■ Task description
Return each of the entries below precisely as it appears.
Exercise inputs Block Start
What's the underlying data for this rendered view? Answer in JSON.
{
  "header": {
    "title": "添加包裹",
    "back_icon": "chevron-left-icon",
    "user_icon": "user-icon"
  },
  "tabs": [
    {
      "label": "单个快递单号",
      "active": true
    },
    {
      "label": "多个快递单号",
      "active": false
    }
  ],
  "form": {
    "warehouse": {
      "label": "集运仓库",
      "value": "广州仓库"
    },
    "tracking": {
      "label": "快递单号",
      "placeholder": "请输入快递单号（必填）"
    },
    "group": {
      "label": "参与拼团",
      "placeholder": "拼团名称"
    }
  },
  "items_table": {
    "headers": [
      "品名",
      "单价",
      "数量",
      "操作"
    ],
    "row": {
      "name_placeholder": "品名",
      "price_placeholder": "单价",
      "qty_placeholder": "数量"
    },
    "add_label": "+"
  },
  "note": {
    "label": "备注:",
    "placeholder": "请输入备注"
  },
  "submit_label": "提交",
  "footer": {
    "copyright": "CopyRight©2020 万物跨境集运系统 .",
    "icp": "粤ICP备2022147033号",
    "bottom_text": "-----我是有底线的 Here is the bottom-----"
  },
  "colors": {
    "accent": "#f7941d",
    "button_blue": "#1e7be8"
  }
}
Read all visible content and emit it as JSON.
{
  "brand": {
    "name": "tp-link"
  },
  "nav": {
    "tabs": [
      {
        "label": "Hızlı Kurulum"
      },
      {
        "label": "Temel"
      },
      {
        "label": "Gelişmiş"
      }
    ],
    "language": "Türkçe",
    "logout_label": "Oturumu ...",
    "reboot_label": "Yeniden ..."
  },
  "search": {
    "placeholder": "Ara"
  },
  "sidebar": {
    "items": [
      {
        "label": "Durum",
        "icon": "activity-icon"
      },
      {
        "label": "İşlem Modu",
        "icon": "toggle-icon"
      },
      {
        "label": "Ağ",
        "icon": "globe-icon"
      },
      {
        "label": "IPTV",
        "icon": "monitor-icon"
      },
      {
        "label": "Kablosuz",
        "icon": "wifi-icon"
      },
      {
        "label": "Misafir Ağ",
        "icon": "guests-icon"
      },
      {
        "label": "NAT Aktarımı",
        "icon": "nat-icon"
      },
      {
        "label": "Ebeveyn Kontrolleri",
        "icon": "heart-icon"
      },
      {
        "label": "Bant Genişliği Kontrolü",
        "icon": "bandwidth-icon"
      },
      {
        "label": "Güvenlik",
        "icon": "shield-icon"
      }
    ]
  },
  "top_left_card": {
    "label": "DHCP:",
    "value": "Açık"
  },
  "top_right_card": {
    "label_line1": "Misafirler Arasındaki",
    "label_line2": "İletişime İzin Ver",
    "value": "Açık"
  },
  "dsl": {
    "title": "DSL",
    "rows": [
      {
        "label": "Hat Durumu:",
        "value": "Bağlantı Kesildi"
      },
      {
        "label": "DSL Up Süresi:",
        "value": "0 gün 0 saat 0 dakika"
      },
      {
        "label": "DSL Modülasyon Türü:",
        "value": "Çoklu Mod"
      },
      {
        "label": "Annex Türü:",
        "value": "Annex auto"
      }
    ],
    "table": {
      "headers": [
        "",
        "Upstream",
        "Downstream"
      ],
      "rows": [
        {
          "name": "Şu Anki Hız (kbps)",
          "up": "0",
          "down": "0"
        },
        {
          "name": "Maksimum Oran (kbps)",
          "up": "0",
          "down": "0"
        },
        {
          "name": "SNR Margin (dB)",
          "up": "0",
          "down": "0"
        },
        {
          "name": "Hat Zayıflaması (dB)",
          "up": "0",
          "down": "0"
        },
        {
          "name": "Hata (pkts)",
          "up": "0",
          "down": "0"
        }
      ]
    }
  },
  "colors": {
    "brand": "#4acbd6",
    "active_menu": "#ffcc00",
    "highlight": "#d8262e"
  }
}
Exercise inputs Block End
■ Exercise result
What's the underlying data for this rendered view? Answer in JSON.
{
  "header": {
    "title": "添加包裹",
    "back_icon": "chevron-left-icon",
    "user_icon": "user-icon"
  },
  "tabs": [
    {
      "label": "单个快递单号",
      "active": true
    },
    {
      "label": "多个快递单号",
      "active": false
    }
  ],
  "form": {
    "warehouse": {
      "label": "集运仓库",
      "value": "广州仓库"
    },
    "tracking": {
      "label": "快递单号",
      "placeholder": "请输入快递单号（必填）"
    },
    "group": {
      "label": "参与拼团",
      "placeholder": "拼团名称"
    }
  },
  "items_table": {
    "headers": [
      "品名",
      "单价",
      "数量",
      "操作"
    ],
    "row": {
      "name_placeholder": "品名",
      "price_placeholder": "单价",
      "qty_placeholder": "数量"
    },
    "add_label": "+"
  },
  "note": {
    "label": "备注:",
    "placeholder": "请输入备注"
  },
  "submit_label": "提交",
  "footer": {
    "copyright": "CopyRight©2020 万物跨境集运系统 .",
    "icp": "粤ICP备2022147033号",
    "bottom_text": "-----我是有底线的 Here is the bottom-----"
  },
  "colors": {
    "accent": "#f7941d",
    "button_blue": "#1e7be8"
  }
}
Read all visible content and emit it as JSON.
{
  "brand": {
    "name": "tp-link"
  },
  "nav": {
    "tabs": [
      {
        "label": "Hızlı Kurulum"
      },
      {
        "label": "Temel"
      },
      {
        "label": "Gelişmiş"
      }
    ],
    "language": "Türkçe",
    "logout_label": "Oturumu ...",
    "reboot_label": "Yeniden ..."
  },
  "search": {
    "placeholder": "Ara"
  },
  "sidebar": {
    "items": [
      {
        "label": "Durum",
        "icon": "activity-icon"
      },
      {
        "label": "İşlem Modu",
        "icon": "toggle-icon"
      },
      {
        "label": "Ağ",
        "icon": "globe-icon"
      },
      {
        "label": "IPTV",
        "icon": "monitor-icon"
      },
      {
        "label": "Kablosuz",
        "icon": "wifi-icon"
      },
      {
        "label": "Misafir Ağ",
        "icon": "guests-icon"
      },
      {
        "label": "NAT Aktarımı",
        "icon": "nat-icon"
      },
      {
        "label": "Ebeveyn Kontrolleri",
        "icon": "heart-icon"
      },
      {
        "label": "Bant Genişliği Kontrolü",
        "icon": "bandwidth-icon"
      },
      {
        "label": "Güvenlik",
        "icon": "shield-icon"
      }
    ]
  },
  "top_left_card": {
    "label": "DHCP:",
    "value": "Açık"
  },
  "top_right_card": {
    "label_line1": "Misafirler Arasındaki",
    "label_line2": "İletişime İzin Ver",
    "value": "Açık"
  },
  "dsl": {
    "title": "DSL",
    "rows": [
      {
        "label": "Hat Durumu:",
        "value": "Bağlantı Kesildi"
      },
      {
        "label": "DSL Up Süresi:",
        "value": "0 gün 0 saat 0 dakika"
      },
      {
        "label": "DSL Modülasyon Türü:",
        "value": "Çoklu Mod"
      },
      {
        "label": "Annex Türü:",
        "value": "Annex auto"
      }
    ],
    "table": {
      "headers": [
        "",
        "Upstream",
        "Downstream"
      ],
      "rows": [
        {
          "name": "Şu Anki Hız (kbps)",
          "up": "0",
          "down": "0"
        },
        {
          "name": "Maksimum Oran (kbps)",
          "up": "0",
          "down": "0"
        },
        {
          "name": "SNR Margin (dB)",
          "up": "0",
          "down": "0"
        },
        {
          "name": "Hat Zayıflaması (dB)",
          "up": "0",
          "down": "0"
        },
        {
          "name": "Hata (pkts)",
          "up": "0",
          "down": "0"
        }
      ]
    }
  },
  "colors": {
    "brand": "#4acbd6",
    "active_menu": "#ffcc00",
    "highlight": "#d8262e"
  }
}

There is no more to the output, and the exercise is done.